Most of the time, it is advised to keep cockatiels in pairs.
If you do have a pair, then they will likely form deeper bonds with each other than with you.
But nevertheless, they will still remember a great deal about you.
But for how long?
How long can a cockatiel remember you?
Again, it depends. If you are very deeply bonded with your cockatiel and have known it for many years, then it may never forget you.
It will remember you for ever and will never fully lose the bond it had with you.
Even after a relatively short relationship, though, it will likely remember you for at least several months apart.
It all depends on how well bonded it is to you, though.
Forming a relationship with a parrot is no easy feat.
It requires being around for a long time and spending a great deal of time with the bird.
It may forget you much more quickly if there wasn’t a deep enough bond.
But they have the capacity to remember you for a long time.
Do cockatiels have emotions?
Yes, they definitely do.
Animals do tend to have emotions to some degree, especially animals that form complex emotional and relational bonds.
Cockatiels certainly have emotions, which is a good indicator of their intelligence.
They need a lot of stimulation, otherwise they will get bored quite quickly.
They need toys and puzzles, or they will get frustrated.
All of these are signs of a highly active mind.
But they also seem to feel excitement, joy, sadness, loneliness, and pretty much any range of emotions you can think of.
What about love?
Do cockatiels feel love?
Again, talking in strict, quantifiable terms here, we can’t say for certain that cockatiels feel “love”—but they plainly demonstrate all the peripheral behaviors we would associate with such an emotion.
They will become bonded to a single individual.
This is a given for many parrots.
For many, this might be all they need to know that cockatiels feel love.
But they also show great concern for their partners.
If they seem unwell, they will tend to them, and they will get dejected and sad without their company.
Many cockatiels whose long term owners have died pass shortly after they do.

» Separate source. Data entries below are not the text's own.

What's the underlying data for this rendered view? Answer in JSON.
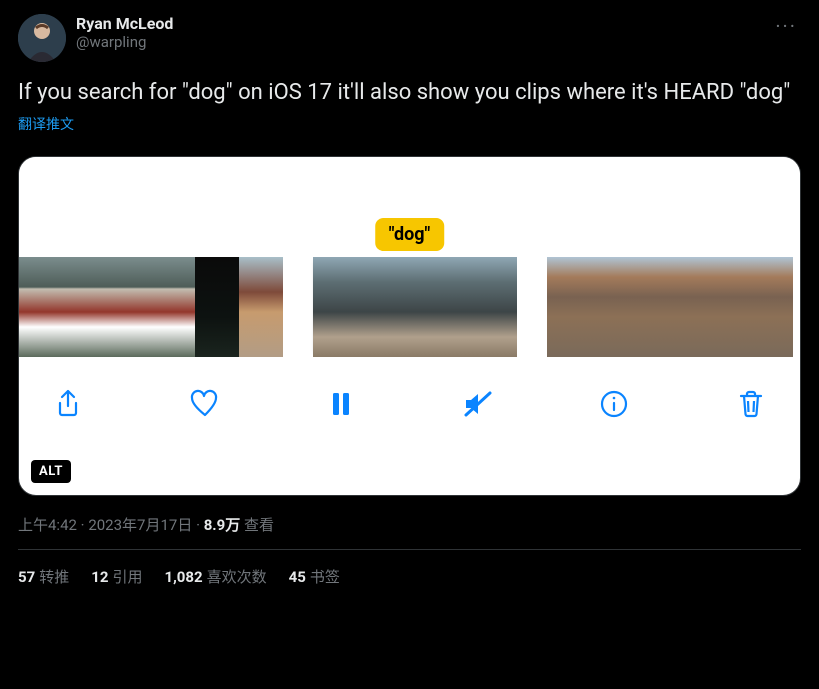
{
  "author": {
    "display_name": "Ryan McLeod",
    "handle": "@warpling"
  },
  "body_text": "If you search for \"dog\" on iOS 17 it'll also show you clips where it's HEARD \"dog\"",
  "translate_label": "翻译推文",
  "media": {
    "chip_label": "\"dog\"",
    "alt_badge": "ALT",
    "toolbar_icons": {
      "share": "share-icon",
      "like": "heart-icon",
      "pause": "pause-icon",
      "mute": "mute-icon",
      "info": "info-icon",
      "trash": "trash-icon"
    }
  },
  "meta": {
    "time": "上午4:42",
    "date": "2023年7月17日",
    "views_count": "8.9万",
    "views_label": " 查看"
  },
  "stats": {
    "retweets": {
      "count": "57",
      "label": "转推"
    },
    "quotes": {
      "count": "12",
      "label": "引用"
    },
    "likes": {
      "count": "1,082",
      "label": "喜欢次数"
    },
    "bookmarks": {
      "count": "45",
      "label": "书签"
    }
  },
  "more_button_glyph": "···"
}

But love isn’t the only sign of complex emotions and intelligence.
Do cockatiels hold grudges?
This one really depends on who you ask, but some certainly seem to think so.
Some would suggest that cockatiels will hold grudges after you take them for a particularly harrowing vet visit, or something else that they don’t like.
Some cockatiels get extremely behaviorally altered after having their wings clipped, and do not feel the same way about people anymore.
But they will still ultimately prefer to make amends sooner rather than later.
They can’t hold the grudge forever, as this would only end up making them feel worse.
A particularly bitter cockatiel might hold a grudge for some amount of time, but they will eventually give up on it in most cases.
If it is towards someone else, though, like a friend of yours that they don’t see all the time, they could indeed maintain a grudge for a longer time.
This, just like love and other positive emotions, is a strong indicator of intelligence.
Is a cockatiel smarter than a budgie?
It’s uniquely difficult to compare the intelligence of similar parrots like this, because they both seem to demonstrate the same fundamental traits related to intelligence.
They both form deep, long-lasting bonds, and come from complex, stratified societies in the wild.
They both need a great deal of stimulation and are capable of understanding and completing complex puzzles.
That said, both birds are also highly individual.
The most likely answer, unfortunately, is that there are some cockatiels that are smarter than many budgies, and vice versa.
Most cockatiels are better talkers than most budgies, but some budgies are remarkably good talkers.
So, the answer is it depends on the individual you’re looking at.
So, the short answer is yes, cockatiels are highly intelligent.
But we can’t necessarily agree on an absolute definition of that term.
It’s more this collection of traits and associations which demonstrates high cognitive function, and a complex emotional brain.
Cockatiels certainly tick a great many of the boxes, and so by pretty much any standard, we can say they are intelligent.
Just remember, they’re also highly individual—some are much smarter than others!